Prepaid maintenance growing F&I sales
Dave McMahon, Senior Editor
September 17, 2012
Filed under Features
ADP Lightspeed study shows service contracts remain driving force in F&I dept.
An ADP Lightspeed study provided exclusively to Powersports Business shows that prepaid maintenance has added tremendous growth to F&I department revenue stream over the past four years.
In the study of F&I products sold with V-twin and metric motorcycle unit sales by ADP Lightspeed subscribers, the data provides insight into how the most effective dealerships are employing F&I products with their unit sales.
The analysis, which included more than 600,000 unit sales from the 12 months ended July 2012, finds that documentation and administrative fees are the charge most often added to a motorcycle deal. They are included in 43 percent of all deals.
As shown in Chart A, the rate of penetration by F&I products is expressed as the percent of units that carried a sale of the product. Following doc fees and administrative charges, title and registration were next at 38 percent, followed by freight, setup and handling charges on 29 percent of deals.
Service contracts were sold on 17 percent of units. GAP insurance was seen 4.2 percent of the time, prepaid maintenance was present on 2.9 percent of units, and parts (not sold through the service department on a repair order) were listed on 1.4 percent of units.
From 2009-12, the greatest increase by any F&I product in average dollars per unit sold is prepaid maintenance, which has increased $1,365 to $1,479 per unit sold.
If freight and setup charges are included with F&I products, they account for the largest portion of F&I sales to units. Freight and setup charges generated $142 million in sales in the 12 months ended July 2012. Service contracts were next in revenue, with $128 million in sales.
“F&I products were grouped into 19 major types and compared for the years 2009 and 2012,” ADP Lightspeed senior analyst Hal Ethington said. “During this three-year span, there was little variance in ranking of penetration, but dollars per unit sold did change considerably.”
Revenue produced per unit changed considerably between the two years studied, as shown in Chart B. Prepaid maintenance rose $114 from 2009-12, the highest dollar increase of all F&I products. Road hazard, service contracts and GAP insurance all had substantial gains by 2012. Doc fees and credit card fees remained relatively stable, rising only slightly.

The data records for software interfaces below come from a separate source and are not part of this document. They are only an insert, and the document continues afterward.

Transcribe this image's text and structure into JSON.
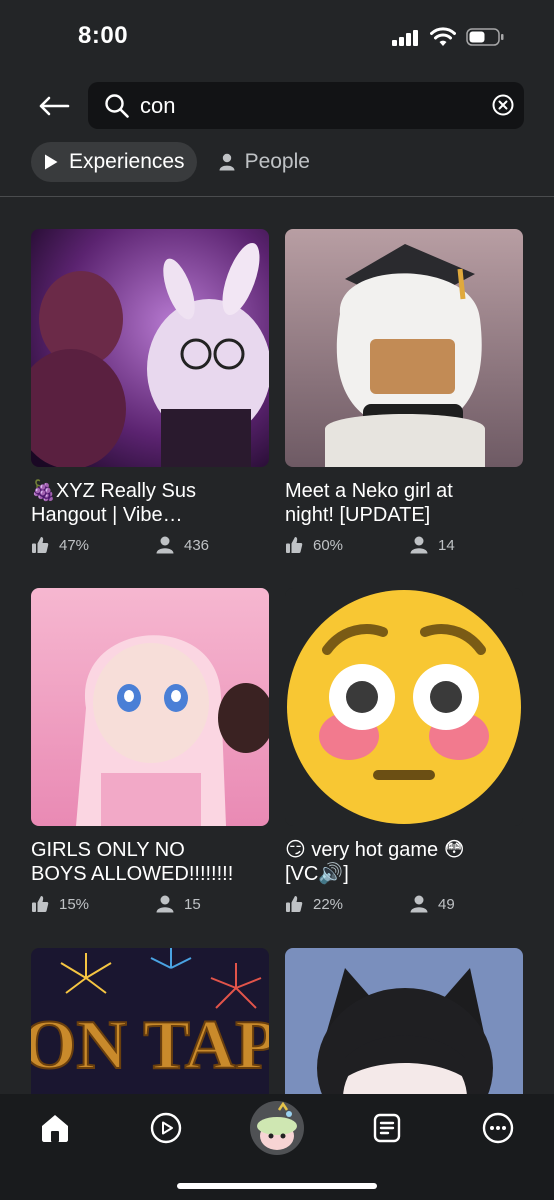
{
  "status_bar": {
    "time": "8:00",
    "icons": [
      "signal-icon",
      "wifi-icon",
      "battery-icon"
    ]
  },
  "search": {
    "value": "con",
    "back_icon": "arrow-left-icon",
    "search_icon": "search-icon",
    "clear_icon": "clear-icon"
  },
  "filters": [
    {
      "label": "Experiences",
      "icon": "play-icon",
      "active": true
    },
    {
      "label": "People",
      "icon": "person-icon",
      "active": false
    }
  ],
  "results": [
    {
      "title": "🍇XYZ Really Sus\nHangout | Vibe…",
      "rating": "47%",
      "players": "436",
      "thumbnail": "purple-bunny-avatar-thumbnail"
    },
    {
      "title": "Meet a Neko girl at\nnight! [UPDATE]",
      "rating": "60%",
      "players": "14",
      "thumbnail": "neko-girl-thumbnail"
    },
    {
      "title": "GIRLS ONLY NO\nBOYS ALLOWED!!!!!!!!",
      "rating": "15%",
      "players": "15",
      "thumbnail": "pink-avatar-thumbnail"
    },
    {
      "title": "😏 very hot game 😳\n[VC🔊]",
      "rating": "22%",
      "players": "49",
      "thumbnail": "flushed-emoji-thumbnail"
    },
    {
      "title": "",
      "rating": "",
      "players": "",
      "thumbnail": "fireworks-sign-thumbnail",
      "sign_text": "ON TAP"
    },
    {
      "title": "",
      "rating": "",
      "players": "",
      "thumbnail": "wolf-ears-avatar-thumbnail"
    }
  ],
  "bottom_nav": [
    {
      "name": "home",
      "icon": "home-icon",
      "active": true
    },
    {
      "name": "discover",
      "icon": "play-circle-icon",
      "active": false
    },
    {
      "name": "avatar",
      "icon": "avatar-icon",
      "active": false
    },
    {
      "name": "charts",
      "icon": "list-icon",
      "active": false
    },
    {
      "name": "more",
      "icon": "more-icon",
      "active": false
    }
  ],
  "colors": {
    "background": "#232527",
    "search_bg": "#121315",
    "chip_active": "#393b3d",
    "nav_bg": "#191b1d",
    "secondary_text": "#bfc2c5"
  }
}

“Surprisingly, sales of security products (etching systems, LoJack, theft alarms, etc.) fell by over $23,” Ethington said.
Freight and setup also decreased by just less than $40. Large decreases were seen in insurances, gift cards and other miscellaneous products. Each of these groups fell by $100 or more per unit.
“Gift cards are a special case in this group,” Ethington said. “The amounts [in Table 1] are larger than would be expected for a normal ‘gift,’ due to the practice of some dealers to include pre-paid accessory sales as a gift card sale. The customer pays for accessories not yet delivered, the amount is financed on the deal, and the customer receives a gift card that can be used at the parts counter to pay for the accessories when picked up.”
Chart C analyzes the total revenue returned by each of the 17 groups when the per unit income is multiplied by the number of units affected. For the year ended July 2012, freight and setup returned $142 million in sales to the dealers. Service contracts are next in size with $228 million in sales. Doc fees account for $59 million; prepaid maintenance contributed $26 million.
“GAP insurance was barely part of the upper end of sales volume with $15 million, and surprisingly, road hazard products and insurances were present with $5 million in revenue,” Ethington noted.
All other groups combined accounted for about 10 percent of total F&I sales.
Ethington agrees that the study includes some products that are more “F&I” than others.
“Among the top generators, freight and setup would not technically be F&I,” he said. “Neither would parts and accessories or security products. These are actual hardware that have been added to the deal, but could as easily be classified as a parts sales.”
On the other hand, service contracts, doc fees, prepaid maintenance, GAP insurance and road hazard insurance all are traditional F&I products.
Ethington also said that contract interest participation, a normal F&I product that does produce significant revenue, has not been included in this study. Dealership reporting of this particular item varies widely, and it was not possible to gather reliable data in a uniform manner.
After pouring over another set of data that had been previously released, Ethington noted that service contracts are the driving force in generating F&I revenue.
“A 50 percent increase in credit card fees will mean little in the overall picture, and would be easily be offset by a less than one-half percent drop in service contract revenue,” Ethington said. “In fact, the irritation factor inherent in a charge for credit card use likely carries a greater risk of driving the customer away than does offering more expensive insurances that would actually have some potential benefit to the buyer. Dealers would be well advised to pay close attention to the proven heavy lifters of the F&I world: freight and setup, service contracts, doc fees and prepaid maintenance. Because of Internet shopping and resulting low unit margins, solid performance here will carry the department a long way toward the traditional goal of contributing a substantial portion of dealership profit.”